What is being asked.
The required output is every entry below, copied exactly.
——————————
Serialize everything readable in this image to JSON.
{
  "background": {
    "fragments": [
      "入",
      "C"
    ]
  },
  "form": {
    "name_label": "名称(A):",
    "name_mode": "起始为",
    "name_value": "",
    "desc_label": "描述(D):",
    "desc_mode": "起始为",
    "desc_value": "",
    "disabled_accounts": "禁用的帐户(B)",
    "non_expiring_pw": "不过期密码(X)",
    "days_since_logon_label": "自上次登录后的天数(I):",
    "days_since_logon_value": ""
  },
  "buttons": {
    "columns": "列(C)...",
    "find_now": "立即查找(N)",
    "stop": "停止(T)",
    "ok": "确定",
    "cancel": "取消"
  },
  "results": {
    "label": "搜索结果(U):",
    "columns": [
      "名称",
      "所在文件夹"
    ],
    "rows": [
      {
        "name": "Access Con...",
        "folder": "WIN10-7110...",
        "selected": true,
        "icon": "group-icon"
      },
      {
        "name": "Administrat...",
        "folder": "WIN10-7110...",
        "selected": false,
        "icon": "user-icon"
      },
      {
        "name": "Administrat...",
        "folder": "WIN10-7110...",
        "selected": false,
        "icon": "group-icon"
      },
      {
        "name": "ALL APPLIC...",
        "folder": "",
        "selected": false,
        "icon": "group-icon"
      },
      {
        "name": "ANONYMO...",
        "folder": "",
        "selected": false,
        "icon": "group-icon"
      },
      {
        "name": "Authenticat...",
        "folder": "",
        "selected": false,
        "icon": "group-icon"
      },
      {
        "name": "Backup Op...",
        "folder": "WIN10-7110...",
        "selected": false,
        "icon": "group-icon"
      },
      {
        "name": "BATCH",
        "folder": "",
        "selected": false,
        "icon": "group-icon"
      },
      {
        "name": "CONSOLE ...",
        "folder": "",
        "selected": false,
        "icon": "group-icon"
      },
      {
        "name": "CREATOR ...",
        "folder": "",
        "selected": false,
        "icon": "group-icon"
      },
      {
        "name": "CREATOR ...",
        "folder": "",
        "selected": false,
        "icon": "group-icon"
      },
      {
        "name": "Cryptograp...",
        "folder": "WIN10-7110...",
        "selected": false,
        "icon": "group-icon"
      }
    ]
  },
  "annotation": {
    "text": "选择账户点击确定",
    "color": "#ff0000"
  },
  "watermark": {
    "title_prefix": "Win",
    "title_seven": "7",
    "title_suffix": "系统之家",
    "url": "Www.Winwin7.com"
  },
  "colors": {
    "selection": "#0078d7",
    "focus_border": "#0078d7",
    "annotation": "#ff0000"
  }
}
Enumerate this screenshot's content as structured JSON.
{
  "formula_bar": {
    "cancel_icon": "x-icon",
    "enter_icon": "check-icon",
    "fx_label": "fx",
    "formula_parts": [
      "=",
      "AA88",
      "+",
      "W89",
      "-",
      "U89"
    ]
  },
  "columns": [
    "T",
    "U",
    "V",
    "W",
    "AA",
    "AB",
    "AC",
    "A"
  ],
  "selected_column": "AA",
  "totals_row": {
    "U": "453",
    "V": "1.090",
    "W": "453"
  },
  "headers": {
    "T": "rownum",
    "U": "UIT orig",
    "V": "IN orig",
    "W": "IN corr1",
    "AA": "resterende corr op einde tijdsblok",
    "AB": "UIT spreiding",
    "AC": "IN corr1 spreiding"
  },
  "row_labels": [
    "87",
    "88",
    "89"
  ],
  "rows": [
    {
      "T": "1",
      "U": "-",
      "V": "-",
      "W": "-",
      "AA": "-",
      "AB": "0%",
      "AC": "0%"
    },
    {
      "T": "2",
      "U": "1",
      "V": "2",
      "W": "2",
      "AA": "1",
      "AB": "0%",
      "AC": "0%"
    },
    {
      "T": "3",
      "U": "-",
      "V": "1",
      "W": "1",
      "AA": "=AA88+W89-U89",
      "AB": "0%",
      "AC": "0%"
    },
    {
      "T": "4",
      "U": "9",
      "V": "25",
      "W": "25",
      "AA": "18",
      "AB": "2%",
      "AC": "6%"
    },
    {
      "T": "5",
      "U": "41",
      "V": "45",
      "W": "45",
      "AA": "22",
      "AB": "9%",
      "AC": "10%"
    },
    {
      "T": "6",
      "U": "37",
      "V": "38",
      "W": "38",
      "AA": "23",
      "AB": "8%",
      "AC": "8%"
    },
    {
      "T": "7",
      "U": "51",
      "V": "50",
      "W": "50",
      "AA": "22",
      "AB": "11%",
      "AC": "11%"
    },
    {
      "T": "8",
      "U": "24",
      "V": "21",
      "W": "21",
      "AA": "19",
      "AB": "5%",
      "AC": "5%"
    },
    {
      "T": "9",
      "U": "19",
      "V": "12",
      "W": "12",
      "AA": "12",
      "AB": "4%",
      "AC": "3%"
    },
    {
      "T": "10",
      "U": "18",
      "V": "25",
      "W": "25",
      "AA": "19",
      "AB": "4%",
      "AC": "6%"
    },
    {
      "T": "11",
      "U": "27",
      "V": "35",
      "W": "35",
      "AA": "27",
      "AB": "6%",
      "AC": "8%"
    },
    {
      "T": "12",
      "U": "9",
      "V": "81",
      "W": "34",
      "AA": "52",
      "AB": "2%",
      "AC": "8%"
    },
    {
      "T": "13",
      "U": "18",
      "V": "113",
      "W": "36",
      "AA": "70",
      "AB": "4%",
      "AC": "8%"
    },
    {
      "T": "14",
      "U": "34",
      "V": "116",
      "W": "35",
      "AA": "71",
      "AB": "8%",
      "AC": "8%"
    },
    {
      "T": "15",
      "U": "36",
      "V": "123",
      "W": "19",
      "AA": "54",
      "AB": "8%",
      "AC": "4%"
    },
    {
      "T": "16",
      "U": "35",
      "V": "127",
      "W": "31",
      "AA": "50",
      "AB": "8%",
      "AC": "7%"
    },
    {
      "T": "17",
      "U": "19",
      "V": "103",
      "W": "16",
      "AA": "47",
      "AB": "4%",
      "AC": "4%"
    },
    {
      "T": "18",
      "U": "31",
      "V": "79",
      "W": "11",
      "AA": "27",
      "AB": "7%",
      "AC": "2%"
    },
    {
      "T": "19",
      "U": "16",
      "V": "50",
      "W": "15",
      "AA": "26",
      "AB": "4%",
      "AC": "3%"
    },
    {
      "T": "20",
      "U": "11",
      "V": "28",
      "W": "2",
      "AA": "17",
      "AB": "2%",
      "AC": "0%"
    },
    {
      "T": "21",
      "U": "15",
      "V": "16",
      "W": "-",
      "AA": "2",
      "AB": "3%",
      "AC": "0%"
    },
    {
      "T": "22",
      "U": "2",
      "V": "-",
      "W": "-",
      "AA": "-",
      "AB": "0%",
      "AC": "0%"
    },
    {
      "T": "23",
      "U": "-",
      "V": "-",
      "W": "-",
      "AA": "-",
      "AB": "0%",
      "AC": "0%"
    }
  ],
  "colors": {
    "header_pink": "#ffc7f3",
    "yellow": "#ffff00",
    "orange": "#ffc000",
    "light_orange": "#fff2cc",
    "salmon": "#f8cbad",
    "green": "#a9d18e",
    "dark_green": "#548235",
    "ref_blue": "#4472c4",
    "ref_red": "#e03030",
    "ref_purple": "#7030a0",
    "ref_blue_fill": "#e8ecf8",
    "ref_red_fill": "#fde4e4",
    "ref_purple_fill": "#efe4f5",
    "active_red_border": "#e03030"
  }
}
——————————
Solution to this problem.
Serialize everything readable in this image to JSON.
{
  "background": {
    "fragments": [
      "入",
      "C"
    ]
  },
  "form": {
    "name_label": "名称(A):",
    "name_mode": "起始为",
    "name_value": "",
    "desc_label": "描述(D):",
    "desc_mode": "起始为",
    "desc_value": "",
    "disabled_accounts": "禁用的帐户(B)",
    "non_expiring_pw": "不过期密码(X)",
    "days_since_logon_label": "自上次登录后的天数(I):",
    "days_since_logon_value": ""
  },
  "buttons": {
    "columns": "列(C)...",
    "find_now": "立即查找(N)",
    "stop": "停止(T)",
    "ok": "确定",
    "cancel": "取消"
  },
  "results": {
    "label": "搜索结果(U):",
    "columns": [
      "名称",
      "所在文件夹"
    ],
    "rows": [
      {
        "name": "Access Con...",
        "folder": "WIN10-7110...",
        "selected": true,
        "icon": "group-icon"
      },
      {
        "name": "Administrat...",
        "folder": "WIN10-7110...",
        "selected": false,
        "icon": "user-icon"
      },
      {
        "name": "Administrat...",
        "folder": "WIN10-7110...",
        "selected": false,
        "icon": "group-icon"
      },
      {
        "name": "ALL APPLIC...",
        "folder": "",
        "selected": false,
        "icon": "group-icon"
      },
      {
        "name": "ANONYMO...",
        "folder": "",
        "selected": false,
        "icon": "group-icon"
      },
      {
        "name": "Authenticat...",
        "folder": "",
        "selected": false,
        "icon": "group-icon"
      },
      {
        "name": "Backup Op...",
        "folder": "WIN10-7110...",
        "selected": false,
        "icon": "group-icon"
      },
      {
        "name": "BATCH",
        "folder": "",
        "selected": false,
        "icon": "group-icon"
      },
      {
        "name": "CONSOLE ...",
        "folder": "",
        "selected": false,
        "icon": "group-icon"
      },
      {
        "name": "CREATOR ...",
        "folder": "",
        "selected": false,
        "icon": "group-icon"
      },
      {
        "name": "CREATOR ...",
        "folder": "",
        "selected": false,
        "icon": "group-icon"
      },
      {
        "name": "Cryptograp...",
        "folder": "WIN10-7110...",
        "selected": false,
        "icon": "group-icon"
      }
    ]
  },
  "annotation": {
    "text": "选择账户点击确定",
    "color": "#ff0000"
  },
  "watermark": {
    "title_prefix": "Win",
    "title_seven": "7",
    "title_suffix": "系统之家",
    "url": "Www.Winwin7.com"
  },
  "colors": {
    "selection": "#0078d7",
    "focus_border": "#0078d7",
    "annotation": "#ff0000"
  }
}
Enumerate this screenshot's content as structured JSON.
{
  "formula_bar": {
    "cancel_icon": "x-icon",
    "enter_icon": "check-icon",
    "fx_label": "fx",
    "formula_parts": [
      "=",
      "AA88",
      "+",
      "W89",
      "-",
      "U89"
    ]
  },
  "columns": [
    "T",
    "U",
    "V",
    "W",
    "AA",
    "AB",
    "AC",
    "A"
  ],
  "selected_column": "AA",
  "totals_row": {
    "U": "453",
    "V": "1.090",
    "W": "453"
  },
  "headers": {
    "T": "rownum",
    "U": "UIT orig",
    "V": "IN orig",
    "W": "IN corr1",
    "AA": "resterende corr op einde tijdsblok",
    "AB": "UIT spreiding",
    "AC": "IN corr1 spreiding"
  },
  "row_labels": [
    "87",
    "88",
    "89"
  ],
  "rows": [
    {
      "T": "1",
      "U": "-",
      "V": "-",
      "W": "-",
      "AA": "-",
      "AB": "0%",
      "AC": "0%"
    },
    {
      "T": "2",
      "U": "1",
      "V": "2",
      "W": "2",
      "AA": "1",
      "AB": "0%",
      "AC": "0%"
    },
    {
      "T": "3",
      "U": "-",
      "V": "1",
      "W": "1",
      "AA": "=AA88+W89-U89",
      "AB": "0%",
      "AC": "0%"
    },
    {
      "T": "4",
      "U": "9",
      "V": "25",
      "W": "25",
      "AA": "18",
      "AB": "2%",
      "AC": "6%"
    },
    {
      "T": "5",
      "U": "41",
      "V": "45",
      "W": "45",
      "AA": "22",
      "AB": "9%",
      "AC": "10%"
    },
    {
      "T": "6",
      "U": "37",
      "V": "38",
      "W": "38",
      "AA": "23",
      "AB": "8%",
      "AC": "8%"
    },
    {
      "T": "7",
      "U": "51",
      "V": "50",
      "W": "50",
      "AA": "22",
      "AB": "11%",
      "AC": "11%"
    },
    {
      "T": "8",
      "U": "24",
      "V": "21",
      "W": "21",
      "AA": "19",
      "AB": "5%",
      "AC": "5%"
    },
    {
      "T": "9",
      "U": "19",
      "V": "12",
      "W": "12",
      "AA": "12",
      "AB": "4%",
      "AC": "3%"
    },
    {
      "T": "10",
      "U": "18",
      "V": "25",
      "W": "25",
      "AA": "19",
      "AB": "4%",
      "AC": "6%"
    },
    {
      "T": "11",
      "U": "27",
      "V": "35",
      "W": "35",
      "AA": "27",
      "AB": "6%",
      "AC": "8%"
    },
    {
      "T": "12",
      "U": "9",
      "V": "81",
      "W": "34",
      "AA": "52",
      "AB": "2%",
      "AC": "8%"
    },
    {
      "T": "13",
      "U": "18",
      "V": "113",
      "W": "36",
      "AA": "70",
      "AB": "4%",
      "AC": "8%"
    },
    {
      "T": "14",
      "U": "34",
      "V": "116",
      "W": "35",
      "AA": "71",
      "AB": "8%",
      "AC": "8%"
    },
    {
      "T": "15",
      "U": "36",
      "V": "123",
      "W": "19",
      "AA": "54",
      "AB": "8%",
      "AC": "4%"
    },
    {
      "T": "16",
      "U": "35",
      "V": "127",
      "W": "31",
      "AA": "50",
      "AB": "8%",
      "AC": "7%"
    },
    {
      "T": "17",
      "U": "19",
      "V": "103",
      "W": "16",
      "AA": "47",
      "AB": "4%",
      "AC": "4%"
    },
    {
      "T": "18",
      "U": "31",
      "V": "79",
      "W": "11",
      "AA": "27",
      "AB": "7%",
      "AC": "2%"
    },
    {
      "T": "19",
      "U": "16",
      "V": "50",
      "W": "15",
      "AA": "26",
      "AB": "4%",
      "AC": "3%"
    },
    {
      "T": "20",
      "U": "11",
      "V": "28",
      "W": "2",
      "AA": "17",
      "AB": "2%",
      "AC": "0%"
    },
    {
      "T": "21",
      "U": "15",
      "V": "16",
      "W": "-",
      "AA": "2",
      "AB": "3%",
      "AC": "0%"
    },
    {
      "T": "22",
      "U": "2",
      "V": "-",
      "W": "-",
      "AA": "-",
      "AB": "0%",
      "AC": "0%"
    },
    {
      "T": "23",
      "U": "-",
      "V": "-",
      "W": "-",
      "AA": "-",
      "AB": "0%",
      "AC": "0%"
    }
  ],
  "colors": {
    "header_pink": "#ffc7f3",
    "yellow": "#ffff00",
    "orange": "#ffc000",
    "light_orange": "#fff2cc",
    "salmon": "#f8cbad",
    "green": "#a9d18e",
    "dark_green": "#548235",
    "ref_blue": "#4472c4",
    "ref_red": "#e03030",
    "ref_purple": "#7030a0",
    "ref_blue_fill": "#e8ecf8",
    "ref_red_fill": "#fde4e4",
    "ref_purple_fill": "#efe4f5",
    "active_red_border": "#e03030"
  }
}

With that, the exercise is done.